Michal Ronnen Safdie. RWR1, 2007-2011. Ultrachrome print. 16 x 24 inches. Edition of 7. Image courtesy of Michal Ronnen Safdie and Andrea Meislin Gallery.
By Guest Blogger Ellie Miller Greenberg
The 65th anniversary
But the 65th reunion
Of my high school graduation class
Was especially significant
That I would return
To New Jersey,
Where I had lived
For 60 years.
By Jan C. Nadav, Director of Education and Interpretation
“That was the best language arts class ever!”
“I had a blast!”
“This was really fun and I hope to see this program again!”
“That was a great experience.”
“I learned so much about myself and my assumptions.”
“I loved the stories about kids my age.”
Migrating to a new country, learning a new language and assimilating to a new culture is never easy, but it happens every day in the United States. Most come to join family members or seek better employment opportunities. Still others come to this country to escape persecution. These individuals are known as refugees, and they have often faced tremendous hardships like genocide, religious and political persecution and war. They leave their native country in order to survive, and the journey they endure and the challenges they face in adapting to their new lives is often inspiring, but not always recognized nor understood by the communities they join.

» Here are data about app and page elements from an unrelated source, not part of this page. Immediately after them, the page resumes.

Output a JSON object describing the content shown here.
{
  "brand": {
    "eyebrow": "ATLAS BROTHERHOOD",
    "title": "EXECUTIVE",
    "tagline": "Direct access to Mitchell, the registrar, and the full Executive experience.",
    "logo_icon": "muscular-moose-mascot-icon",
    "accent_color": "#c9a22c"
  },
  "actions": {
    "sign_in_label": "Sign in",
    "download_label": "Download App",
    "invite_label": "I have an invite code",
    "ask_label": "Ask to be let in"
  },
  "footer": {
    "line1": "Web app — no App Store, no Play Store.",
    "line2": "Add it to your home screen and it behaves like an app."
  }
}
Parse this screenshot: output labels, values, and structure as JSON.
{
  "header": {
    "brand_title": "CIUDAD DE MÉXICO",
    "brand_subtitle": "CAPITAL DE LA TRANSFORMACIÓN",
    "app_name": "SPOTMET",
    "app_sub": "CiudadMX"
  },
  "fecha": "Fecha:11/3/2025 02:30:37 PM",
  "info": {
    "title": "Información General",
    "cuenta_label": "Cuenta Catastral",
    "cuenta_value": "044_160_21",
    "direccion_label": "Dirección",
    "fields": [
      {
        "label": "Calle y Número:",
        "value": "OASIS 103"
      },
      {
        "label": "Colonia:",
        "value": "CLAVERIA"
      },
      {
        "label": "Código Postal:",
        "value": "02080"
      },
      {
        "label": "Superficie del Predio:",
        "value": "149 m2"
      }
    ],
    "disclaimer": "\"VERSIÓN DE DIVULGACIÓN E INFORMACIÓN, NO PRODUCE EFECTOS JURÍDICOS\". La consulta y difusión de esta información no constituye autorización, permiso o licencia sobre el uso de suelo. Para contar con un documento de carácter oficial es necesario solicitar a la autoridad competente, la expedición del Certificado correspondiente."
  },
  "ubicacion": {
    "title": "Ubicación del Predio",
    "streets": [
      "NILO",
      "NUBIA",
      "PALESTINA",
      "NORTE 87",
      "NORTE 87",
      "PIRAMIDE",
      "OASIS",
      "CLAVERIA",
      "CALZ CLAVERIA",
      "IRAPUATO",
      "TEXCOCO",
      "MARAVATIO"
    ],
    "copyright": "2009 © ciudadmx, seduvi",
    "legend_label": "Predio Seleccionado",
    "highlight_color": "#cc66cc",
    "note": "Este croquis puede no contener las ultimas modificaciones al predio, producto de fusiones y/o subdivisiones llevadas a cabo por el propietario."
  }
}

By Jan C. Nadav, Director of Education & Interpretation
Leonard Bernstein wrote:
“The point is, art never stopped a war and never got anybody a job. That was never its function. Art cannot change events. But it can change people. It can affect people so that they are changed…because people are changed by art – enriched, ennobled, encouraged – they then act in a way that may affect the course of events…by the way they vote, they behave, the way they think.”
This relates to what we do best at Mizel Museum. We create opportunities for people to break through to new understandings of themselves and the world around them, through the power of the arts. Over the last five years, I have seen widespread evidence of this – something I call “perceptual change.” Continue reading
By Lisa Rimmert, Director of Marketing
When I accepted this position at the Mizel Museum in July 2013, I was incredibly excited about the work. As with any news I’m remotely excited about, I told everyone who would listen. After hearing I’d be working for a Jewish museum, the first question people would ask was a variation of, “Wait, are you Jewish?” I would say no, and their expression would remain a perplexed one. Of course I knew what they were puzzled by: what’s a non-Jew doing working at a Jewish museum? Are you allowed to do that? Do they know you’re not Jewish?
By Lisa Rimmert, Director of Marketing
Before I post about anything else, I want to first address the name of this column: “Goy From Illinois.” Before I came to work for the Mizel Museum, I didn’t know the word “goy.” I can’t remember how I learned it, but it’s likely that I first saw it in this really cute book called “Yiddish with Dick and Jane.” It contains a story of Dick and Jane, with many Yiddish words throughout the story and defined in the glossary. We’ll have to learn about Yiddish together later, but for now, let’s concentrate on one word: “goy.” Continue reading